Everything we need to do to become 100% sustainable boils down to having two things: enough renewable energy and the time to use it.
The good news is that we have more than enough renewable energy available to us to do everything we need. The question is whether we will have enough time to use it, to clean up our global messes before numerous ecological crises become catastrophes, and enough time to allow everyone access to enough food, water, and energy in equitable ways that will reduce the likelihood of conflicts over our limited resources. We know well enough how to do all this, but will we figure out how to get ourselves to actually do it in time?
Do you believe this? Can it be that simple? Well, it is simple to understand, but it is not so simple to make it happen.

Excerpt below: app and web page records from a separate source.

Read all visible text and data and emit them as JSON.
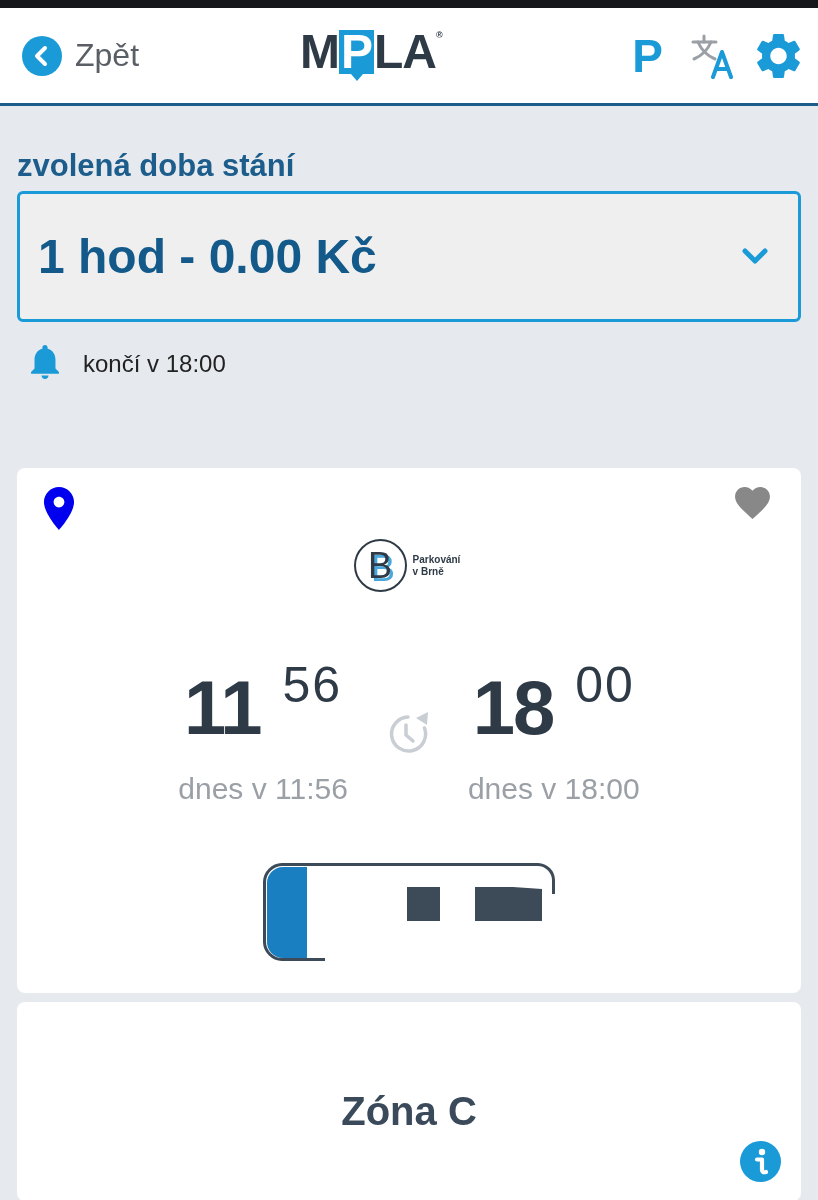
{
  "header": {
    "back_label": "Zpět",
    "logo": [
      {
        "kind": "letters",
        "text": "M"
      },
      {
        "kind": "tile",
        "text": "P"
      },
      {
        "kind": "letters",
        "text": "LA"
      },
      {
        "kind": "mark",
        "text": "®"
      }
    ],
    "parking_button": "P"
  },
  "duration": {
    "label": "zvolená doba stání",
    "value": "1 hod - 0.00 Kč"
  },
  "notice": "končí v 18:00",
  "ticket": {
    "favorite": false,
    "operator": {
      "monogram": "B",
      "name_lines": [
        "Parkování",
        "v Brně"
      ]
    },
    "start": {
      "hours": "11",
      "minutes": "56",
      "caption": "dnes v 11:56"
    },
    "end": {
      "hours": "18",
      "minutes": "00",
      "caption": "dnes v 18:00"
    }
  },
  "zone": {
    "label": "Zóna C"
  }
}
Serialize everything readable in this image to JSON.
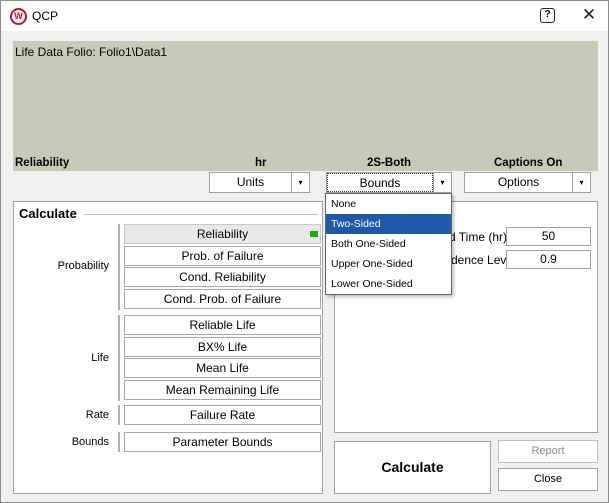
{
  "window": {
    "title": "QCP",
    "logo_letter": "W",
    "help_glyph": "?",
    "close_glyph": "✕"
  },
  "info": {
    "folio": "Life Data Folio: Folio1\\Data1",
    "status_function": "Reliability",
    "status_units": "hr",
    "status_bounds": "2S-Both",
    "status_captions": "Captions On"
  },
  "combos": {
    "units": "Units",
    "bounds": "Bounds",
    "options": "Options",
    "arrow": "▾"
  },
  "calculate": {
    "title": "Calculate",
    "categories": {
      "probability": "Probability",
      "life": "Life",
      "rate": "Rate",
      "bounds": "Bounds"
    },
    "buttons": {
      "reliability": "Reliability",
      "prob_failure": "Prob. of Failure",
      "cond_reliability": "Cond. Reliability",
      "cond_prob_failure": "Cond. Prob. of Failure",
      "reliable_life": "Reliable Life",
      "bx_life": "BX% Life",
      "mean_life": "Mean Life",
      "mean_remaining_life": "Mean Remaining Life",
      "failure_rate": "Failure Rate",
      "parameter_bounds": "Parameter Bounds"
    }
  },
  "params": {
    "mission_time_label": "d Time (hr)",
    "mission_time_value": "50",
    "confidence_label": "dence Level",
    "confidence_value": "0.9"
  },
  "actions": {
    "calculate": "Calculate",
    "report": "Report",
    "close": "Close"
  },
  "bounds_dropdown": {
    "items": [
      "None",
      "Two-Sided",
      "Both One-Sided",
      "Upper One-Sided",
      "Lower One-Sided"
    ],
    "selected": "Two-Sided"
  },
  "colors": {
    "highlight": "#1e5aa8",
    "info_panel": "#c8cab8",
    "selected_marker": "#19a919",
    "logo": "#c8102e"
  }
}
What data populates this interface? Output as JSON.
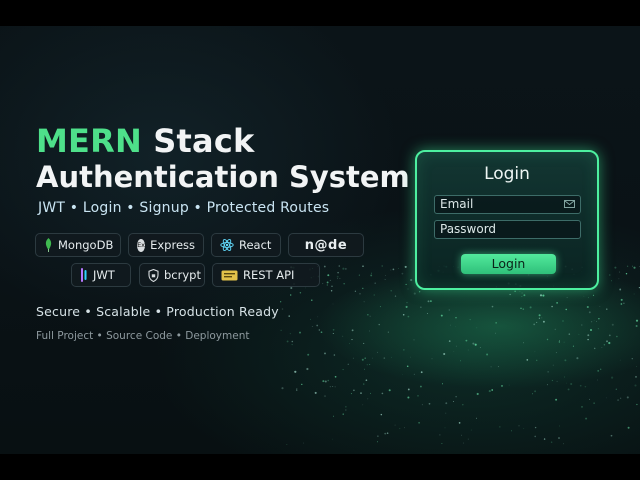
{
  "headline": {
    "accent": "MERN",
    "rest": "Stack",
    "line2": "Authentication System"
  },
  "subtitle": "JWT • Login • Signup • Protected Routes",
  "badges": [
    {
      "label": "MongoDB",
      "icon": "mongodb-leaf-icon"
    },
    {
      "label": "Express",
      "icon": "express-icon"
    },
    {
      "label": "React",
      "icon": "react-atom-icon"
    },
    {
      "label": "n@de",
      "icon": "nodejs-logo"
    },
    {
      "label": "JWT",
      "icon": "jwt-icon"
    },
    {
      "label": "bcrypt",
      "icon": "bcrypt-shield-icon"
    },
    {
      "label": "REST API",
      "icon": "rest-api-icon"
    }
  ],
  "express_icon_text": "Ex",
  "tagline": "Secure • Scalable • Production Ready",
  "smallline": "Full Project • Source Code • Deployment",
  "login_card": {
    "title": "Login",
    "email_placeholder": "Email",
    "password_placeholder": "Password",
    "button_label": "Login"
  },
  "colors": {
    "accent_green": "#4ee08a",
    "card_border": "#4df0a0",
    "button": "#41d68c",
    "background": "#0a1216"
  }
}
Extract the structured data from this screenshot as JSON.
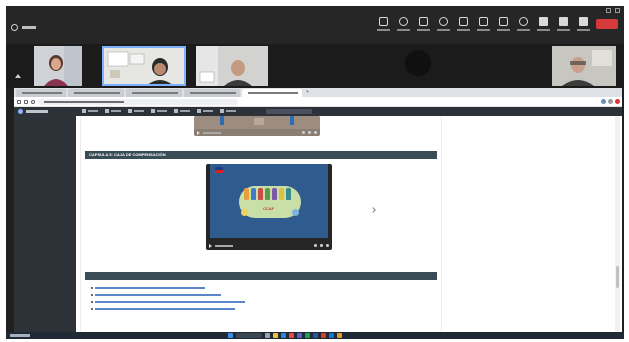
{
  "meeting": {
    "window_title": "",
    "participant_names": [
      "",
      ""
    ],
    "toolbar": [
      {
        "name": "chat",
        "label": ""
      },
      {
        "name": "people",
        "label": ""
      },
      {
        "name": "raise-hand",
        "label": ""
      },
      {
        "name": "react",
        "label": ""
      },
      {
        "name": "view",
        "label": ""
      },
      {
        "name": "rooms",
        "label": ""
      },
      {
        "name": "apps",
        "label": ""
      },
      {
        "name": "more",
        "label": ""
      },
      {
        "name": "camera",
        "label": ""
      },
      {
        "name": "mic",
        "label": ""
      },
      {
        "name": "share",
        "label": ""
      }
    ],
    "leave_label": "",
    "colors": {
      "leave": "#d43a3a",
      "selected_tile": "#7fb0ff"
    }
  },
  "browser": {
    "tabs": [
      "",
      "",
      "",
      "",
      ""
    ],
    "url": "",
    "site": {
      "name": "",
      "menu": [
        "",
        "",
        "",
        "",
        "",
        "",
        ""
      ],
      "search": ""
    },
    "page": {
      "section_caja": "CAPSULA 5: CAJA DE COMPENSACIÓN",
      "section_beneficios": "",
      "slide_title": "",
      "slide_label": "CCAF",
      "links": [
        "",
        "",
        "",
        ""
      ]
    }
  },
  "taskbar": {
    "user": "",
    "clock": ""
  }
}
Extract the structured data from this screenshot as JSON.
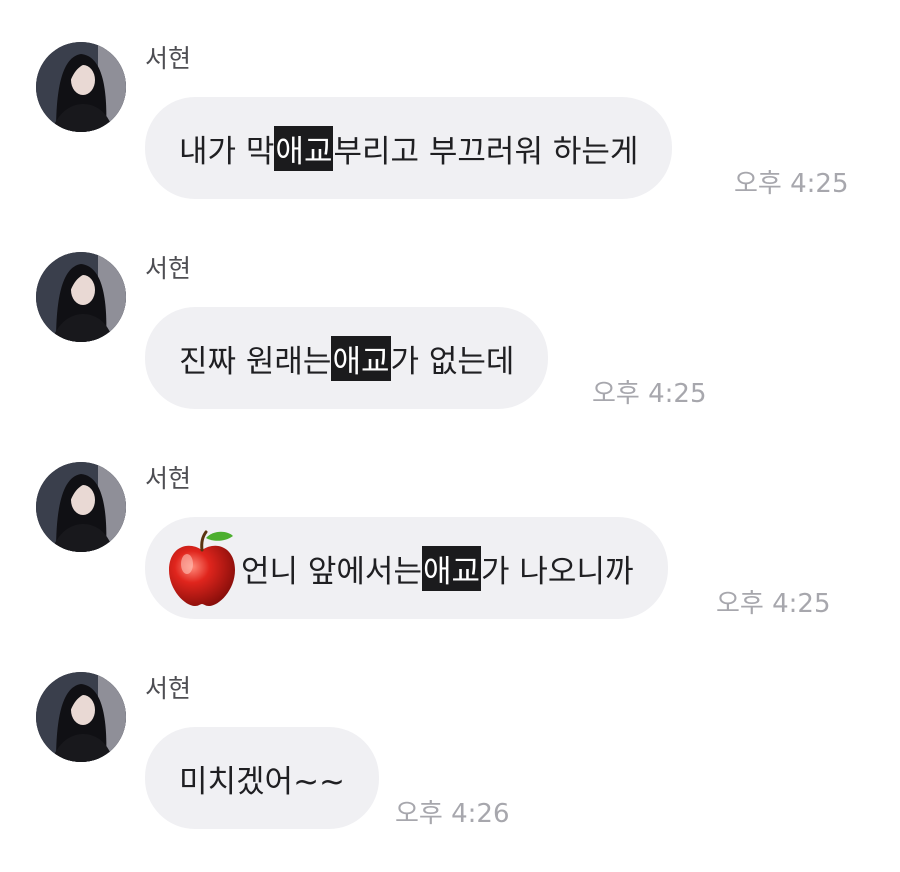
{
  "messages": [
    {
      "sender": "서현",
      "segments": [
        "내가 막 ",
        "애교",
        " 부리고 부끄러워 하는게"
      ],
      "time": "오후 4:25"
    },
    {
      "sender": "서현",
      "segments": [
        "진짜 원래는 ",
        "애교",
        "가 없는데"
      ],
      "time": "오후 4:25"
    },
    {
      "sender": "서현",
      "emoji": "apple-emoji",
      "segments": [
        "언니 앞에서는 ",
        "애교",
        "가 나오니까"
      ],
      "time": "오후 4:25"
    },
    {
      "sender": "서현",
      "segments": [
        "미치겠어~~"
      ],
      "time": "오후 4:26"
    }
  ],
  "colors": {
    "bubble": "#f0f0f3",
    "highlight": "#1b1b1d",
    "time": "#a7a7ad"
  }
}
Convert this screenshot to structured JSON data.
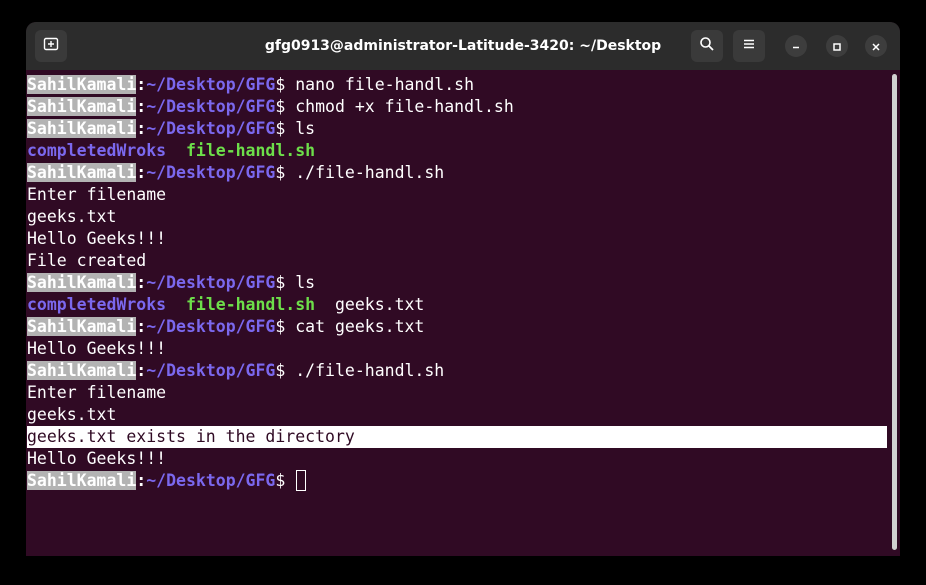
{
  "window": {
    "title": "gfg0913@administrator-Latitude-3420: ~/Desktop"
  },
  "icons": {
    "new_tab": "new-tab-icon",
    "search": "search-icon",
    "menu": "hamburger-menu-icon",
    "minimize": "minimize-icon",
    "maximize": "maximize-icon",
    "close": "close-icon"
  },
  "colors": {
    "terminal_bg": "#300a24",
    "prompt_user_bg": "#b3b3b3",
    "prompt_path": "#7b68ee",
    "exec_file": "#6ddf4a",
    "directory": "#7b68ee"
  },
  "prompt": {
    "user": "SahilKamali",
    "colon": ":",
    "path": "~/Desktop/GFG",
    "dollar": "$"
  },
  "lines": [
    {
      "type": "prompt",
      "cmd": " nano file-handl.sh"
    },
    {
      "type": "prompt",
      "cmd": " chmod +x file-handl.sh"
    },
    {
      "type": "prompt",
      "cmd": " ls"
    },
    {
      "type": "ls",
      "items": [
        "completedWroks",
        "  ",
        "file-handl.sh"
      ]
    },
    {
      "type": "prompt",
      "cmd": " ./file-handl.sh"
    },
    {
      "type": "text",
      "text": "Enter filename"
    },
    {
      "type": "text",
      "text": "geeks.txt"
    },
    {
      "type": "text",
      "text": "Hello Geeks!!!"
    },
    {
      "type": "text",
      "text": "File created"
    },
    {
      "type": "prompt",
      "cmd": " ls"
    },
    {
      "type": "ls",
      "items": [
        "completedWroks",
        "  ",
        "file-handl.sh",
        "  geeks.txt"
      ]
    },
    {
      "type": "prompt",
      "cmd": " cat geeks.txt"
    },
    {
      "type": "text",
      "text": "Hello Geeks!!!"
    },
    {
      "type": "prompt",
      "cmd": " ./file-handl.sh"
    },
    {
      "type": "text",
      "text": "Enter filename"
    },
    {
      "type": "text",
      "text": "geeks.txt"
    },
    {
      "type": "highlight",
      "text": "geeks.txt exists in the directory"
    },
    {
      "type": "text",
      "text": "Hello Geeks!!!"
    },
    {
      "type": "prompt",
      "cmd": " ",
      "cursor": true
    }
  ]
}
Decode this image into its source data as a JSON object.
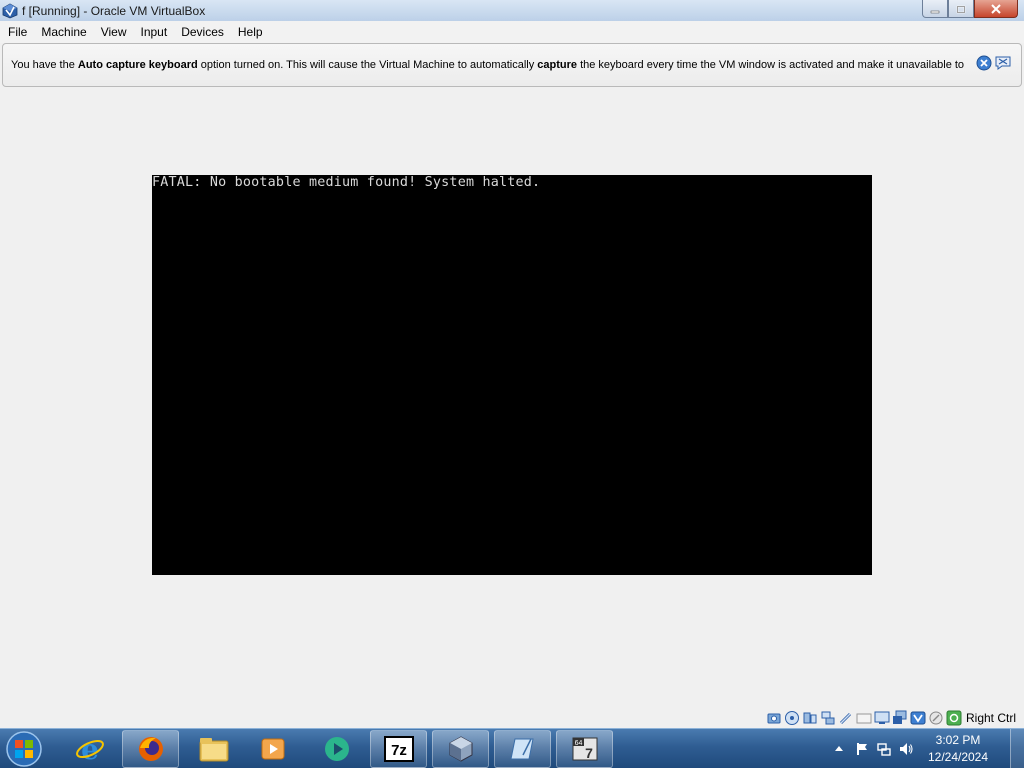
{
  "window": {
    "title": "f [Running] - Oracle VM VirtualBox",
    "icon": "virtualbox-icon",
    "controls": [
      "minimize",
      "restore",
      "close"
    ]
  },
  "menu": {
    "file": "File",
    "machine": "Machine",
    "view": "View",
    "input": "Input",
    "devices": "Devices",
    "help": "Help"
  },
  "notice": {
    "part1": "You have the ",
    "bold1": "Auto capture keyboard",
    "part2": " option turned on. This will cause the Virtual Machine to automatically ",
    "bold2": "capture",
    "part3": " the keyboard every time the VM window is activated and make it unavailable to"
  },
  "vm": {
    "screen_text": "FATAL: No bootable medium found! System halted."
  },
  "statusbar": {
    "icons": [
      "hard-disk-icon",
      "optical-disk-icon",
      "audio-icon",
      "network-icon",
      "usb-icon",
      "shared-folders-icon",
      "display-icon",
      "video-capture-icon",
      "virtualization-icon",
      "mouse-integration-icon",
      "keyboard-capture-icon"
    ],
    "host_key": "Right Ctrl"
  },
  "taskbar": {
    "apps": [
      "internet-explorer-icon",
      "firefox-icon",
      "file-explorer-icon",
      "media-player-icon",
      "app-icon",
      "7zip-icon",
      "virtualbox-icon",
      "notepad-icon",
      "virtualbox-running-icon"
    ],
    "clock": {
      "time": "3:02 PM",
      "date": "12/24/2024"
    }
  },
  "colors": {
    "taskbar": "#2f5d92",
    "vm_background": "#000000",
    "window_background": "#f0f0f0"
  }
}
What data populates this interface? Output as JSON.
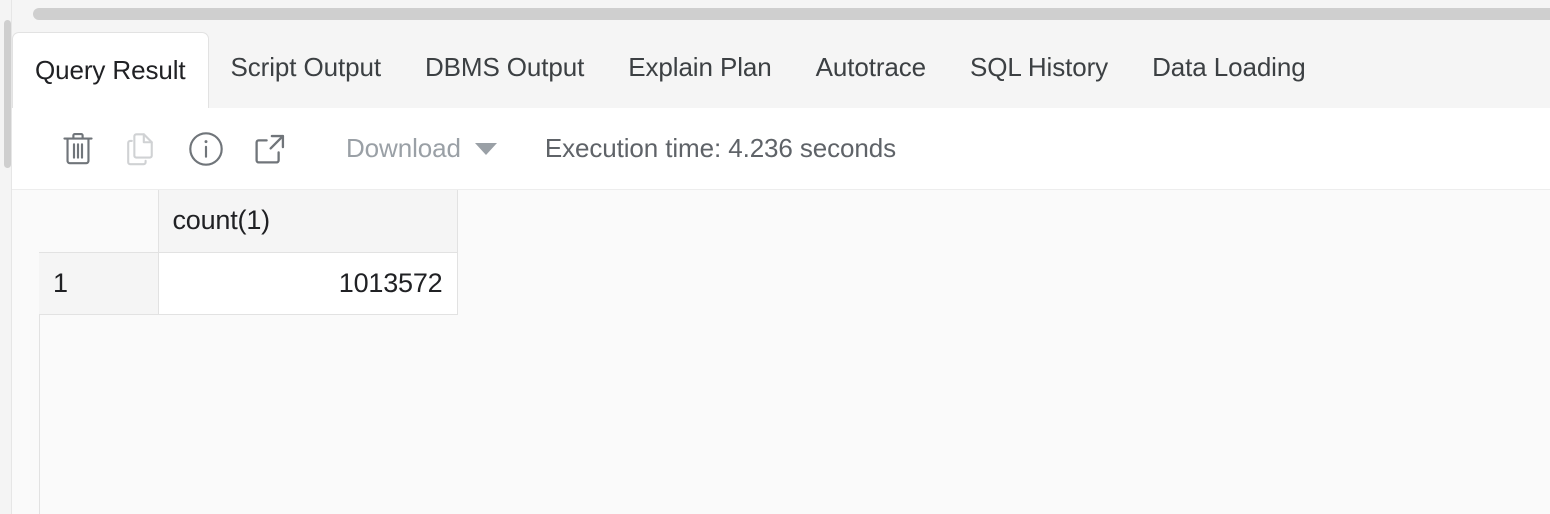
{
  "scrollbars": {
    "horizontal_name": "horizontal-scrollbar",
    "vertical_name": "vertical-scrollbar"
  },
  "tabs": [
    {
      "label": "Query Result",
      "active": true
    },
    {
      "label": "Script Output",
      "active": false
    },
    {
      "label": "DBMS Output",
      "active": false
    },
    {
      "label": "Explain Plan",
      "active": false
    },
    {
      "label": "Autotrace",
      "active": false
    },
    {
      "label": "SQL History",
      "active": false
    },
    {
      "label": "Data Loading",
      "active": false
    }
  ],
  "toolbar": {
    "icons": [
      {
        "name": "trash-icon",
        "title": "Clear",
        "enabled": true
      },
      {
        "name": "copy-icon",
        "title": "Copy",
        "enabled": false
      },
      {
        "name": "info-icon",
        "title": "Info",
        "enabled": true
      },
      {
        "name": "external-link-icon",
        "title": "Open in new window",
        "enabled": true
      }
    ],
    "download_label": "Download",
    "download_caret": "chevron-down-icon",
    "execution_time": "Execution time: 4.236 seconds"
  },
  "grid": {
    "columns": [
      "count(1)"
    ],
    "rows": [
      {
        "num": "1",
        "values": [
          "1013572"
        ]
      }
    ]
  },
  "colors": {
    "tabbar_bg": "#f5f5f5",
    "active_tab_bg": "#ffffff",
    "toolbar_bg": "#ffffff",
    "grid_bg": "#fafafa",
    "header_bg": "#f5f5f5",
    "cell_bg": "#ffffff",
    "border": "#e2e2e2",
    "text": "#202124",
    "muted_text": "#9aa0a6",
    "scroll_thumb": "#cfcfcf"
  }
}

Think of anything that needs to be done. Producing enough clean water for everyone, for example. The water itself is plentiful, but it is not necessarily clean or in the right places where people need it. How do we solve those issues? Energy is required to clean the water, or desalinate it, and energy is required to move it from place to place. The other variable is how long it takes to build the water reclamation facilities or desalination plants, or the time it takes for water to be shipped from flooded Northeastern US to parched South Africa.
What about all the pollution caused by mining and burning coal to get enough energy to do what we need? We know theoretically how to convert the wh*** process over to being 100% clean, using some of the energy generated to remove all of the exhaust pollutants, but there will not be much energy left over for us to use, and there will also be big h***s in the ground where the coal used to be. The same kind of thing applies to all other non-renewable sources of energy.
We should be asking ourselves, exactly how much energy would be required for each non-renewable source of energy to be 100% clean. How much will it cost in energy for us to make those energy production sources have zero footprint, as if they had zero effect on the environment? And then we should compare the true and complete cost of non-renewable sources with that of renewable sources.
We have enormous renewable energy available to us that is ultimately all derived from the sun or from geothermal energy already inside the Earth. Solar energy is still moderately expensive to produce, factoring in just the cost of producing and maintaining solar collectors, compared to the unfair, inaccurate, subsidized cost of producing energy from non-renewable sources. But the economics are much better for wind energy, which is already competitive with non-renewable sources. The total amount of geothermal energy available to us near the surface of the earth is thousands of times more than we need.
All of the renewable sources of energy require some construction of collectors to actually capture that energy, and then we have to consider storage and transmission. This construction requires energy as well, and for that, we may initially use some non-renewable sources, but then the energy produced from renewable sources can be used in further construction. The question of economics is whether the energy cost of construction, factoring in the expected costs over the lifetime of all the facilities, is less than the energy we can expect to gain. If net energy is positive, we are good to go.
As a thought experiment, consider what the world would be like if energy were free, completely free. Then we could do anything we knew how to do very inexpensively, almost as free as the energy itself. The remaining cost is time. And time is money, as you know.